Occasionally people ask me how I refer to the people I work with. I think of this question in terms of a continuum. At one end of the continuum are patients; next come clients and impatients, who are no longer patient with their health; then come students; and finally, colleagues. I have felt it a great privilege to help some people walk this entire continuum, coming to me first as patients or clients, becoming students, growing more passionate about the work we did together and the independent work that grew out of that, and finally becoming colleagues. Some degree of impatience often helps, as does openness to learning. I want you to work with me and play an active role in your healing; that invariably leads to more dramatic results as well as greater satisfaction for both of us. The root of the word “patient” means “passive” as well as “suffering.” I don’t want you to be passive in the face of your own suffering. You may be overwhelmed, and I’ll be delighted and honored to help you move out of that overwhelmed state and learn tools for healing.

If you want to stay a passive patient, I may not be the best practitioner for you. Perhaps that’s why I never refer to the people I work with as “patients;” I really don’t want you to be patient with illness or pain, and I don’t want you to be passive.

Still, this is a continuum, and I acknowledge that some people need to begin at the beginning of the continuum. That’s okay. Because it’s a continuum, I usually use the word “client” for the people I work with; for many people, it’s the mid-point on the continuum.

Some people come to me primarily for Qigong lessons; I refer to these people as students. Similarly, if you come to my herbalism classes, I’ll refer to you as a student, and if you apprentice with me, as an apprentice. The apprenticeship program isn’t set up yet, but it’s coming.

Allergic to Your Friend’s Cat??

Yesterday, someone said to me, “Be sure to include the way you help with allergies on your website. You know, lots of people want to go over to their friends’ house for dinner, and you can really help them not have an allergic reaction.”

It’s true. If you have a mild to moderate histamine reaction to your friend’s house, I may well be able to help. For some people, it’s simply a matter of taping a seed to a particular acupoint and voilá! You can be in your friend’s house for a couple of hours without the usual discomfort.

For others, there may be an herbal tincture that you can take in advance, and again if you feel a symptom coming on. You may have to try a few herbs to find the one you respond to best, and you may have to experiment a bit to find the right amount of tincture for you.
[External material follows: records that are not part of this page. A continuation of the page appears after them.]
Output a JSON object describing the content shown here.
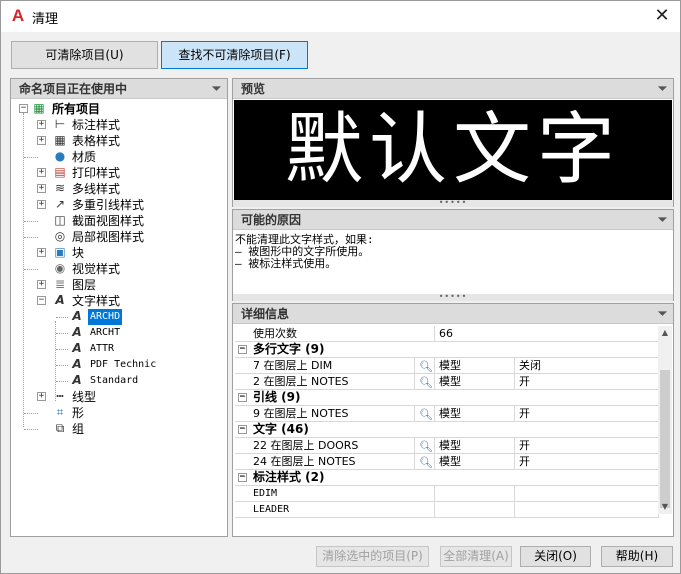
{
  "window": {
    "title": "清理",
    "app_icon": "A"
  },
  "tabs": [
    "可清除项目(U)",
    "查找不可清除项目(F)"
  ],
  "tree_panel": {
    "title": "命名项目正在使用中",
    "root": "所有项目",
    "items": [
      "标注样式",
      "表格样式",
      "材质",
      "打印样式",
      "多线样式",
      "多重引线样式",
      "截面视图样式",
      "局部视图样式",
      "块",
      "视觉样式",
      "图层",
      "文字样式",
      "线型",
      "形",
      "组"
    ],
    "text_styles": [
      "ARCHD",
      "ARCHT",
      "ATTR",
      "PDF Technic",
      "Standard"
    ]
  },
  "preview": {
    "title": "预览",
    "text": "默认文字"
  },
  "reasons": {
    "title": "可能的原因",
    "lines": [
      "不能清理此文字样式，如果:",
      "— 被图形中的文字所使用。",
      "— 被标注样式使用。"
    ]
  },
  "details": {
    "title": "详细信息",
    "usage_label": "使用次数",
    "usage_value": "66",
    "groups": [
      {
        "name": "多行文字 (9)",
        "rows": [
          {
            "label": "7 在图层上 DIM",
            "space": "模型",
            "state": "关闭"
          },
          {
            "label": "2 在图层上 NOTES",
            "space": "模型",
            "state": "开"
          }
        ]
      },
      {
        "name": "引线 (9)",
        "rows": [
          {
            "label": "9 在图层上 NOTES",
            "space": "模型",
            "state": "开"
          }
        ]
      },
      {
        "name": "文字 (46)",
        "rows": [
          {
            "label": "22 在图层上 DOORS",
            "space": "模型",
            "state": "开"
          },
          {
            "label": "24 在图层上 NOTES",
            "space": "模型",
            "state": "开"
          }
        ]
      },
      {
        "name": "标注样式 (2)",
        "rows": [
          {
            "label": "EDIM",
            "space": "",
            "state": ""
          },
          {
            "label": "LEADER",
            "space": "",
            "state": ""
          }
        ]
      }
    ]
  },
  "buttons": {
    "purge_selected": "清除选中的项目(P)",
    "purge_all": "全部清理(A)",
    "close": "关闭(O)",
    "help": "帮助(H)"
  }
}
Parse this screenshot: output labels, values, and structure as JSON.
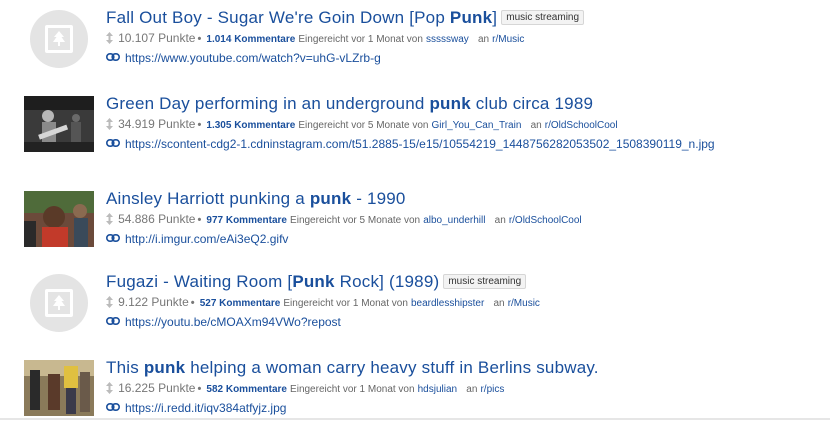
{
  "results": [
    {
      "title_pre": "Fall Out Boy - Sugar We're Goin Down [Pop ",
      "title_hl": "Punk",
      "title_post": "]",
      "flair": "music streaming",
      "points": "10.107 Punkte",
      "comments": "1.014 Kommentare",
      "submitted": "Eingereicht vor 1 Monat von",
      "author": "sssssway",
      "in": "an",
      "subreddit": "r/Music",
      "url": "https://www.youtube.com/watch?v=uhG-vLZrb-g",
      "thumb": "default"
    },
    {
      "title_pre": "Green Day performing in an underground ",
      "title_hl": "punk",
      "title_post": " club circa 1989",
      "flair": "",
      "points": "34.919 Punkte",
      "comments": "1.305 Kommentare",
      "submitted": "Eingereicht vor 5 Monate von",
      "author": "Girl_You_Can_Train",
      "in": "an",
      "subreddit": "r/OldSchoolCool",
      "url": "https://scontent-cdg2-1.cdninstagram.com/t51.2885-15/e15/10554219_1448756282053502_1508390119_n.jpg",
      "thumb": "photo-bw"
    },
    {
      "title_pre": "Ainsley Harriott punking a ",
      "title_hl": "punk",
      "title_post": " - 1990",
      "flair": "",
      "points": "54.886 Punkte",
      "comments": "977 Kommentare",
      "submitted": "Eingereicht vor 5 Monate von",
      "author": "albo_underhill",
      "in": "an",
      "subreddit": "r/OldSchoolCool",
      "url": "http://i.imgur.com/eAi3eQ2.gifv",
      "thumb": "photo-color"
    },
    {
      "title_pre": "Fugazi - Waiting Room [",
      "title_hl": "Punk",
      "title_post": " Rock] (1989)",
      "flair": "music streaming",
      "points": "9.122 Punkte",
      "comments": "527 Kommentare",
      "submitted": "Eingereicht vor 1 Monat von",
      "author": "beardlesshipster",
      "in": "an",
      "subreddit": "r/Music",
      "url": "https://youtu.be/cMOAXm94VWo?repost",
      "thumb": "default"
    },
    {
      "title_pre": "This ",
      "title_hl": "punk",
      "title_post": " helping a woman carry heavy stuff in Berlins subway.",
      "flair": "",
      "points": "16.225 Punkte",
      "comments": "582 Kommentare",
      "submitted": "Eingereicht vor 1 Monat von",
      "author": "hdsjulian",
      "in": "an",
      "subreddit": "r/pics",
      "url": "https://i.redd.it/iqv384atfyjz.jpg",
      "thumb": "photo-subway"
    }
  ]
}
I can offer you guidance through this process.

If your allergies are severe, the best policy may still be to avoid your friend’s home, or to confine the cat or dog to a separate room and ask your friend to vacuum and use an air filter.

I can provide herbal consultations, shiatsu and Qi Gong treatments, and Qi Gong lessons to help you deal with the more severe allergic reactions as well, but if your reactions are severe, prevention will remain the best policy.

My services complement but do not replace your doctor’s medical care.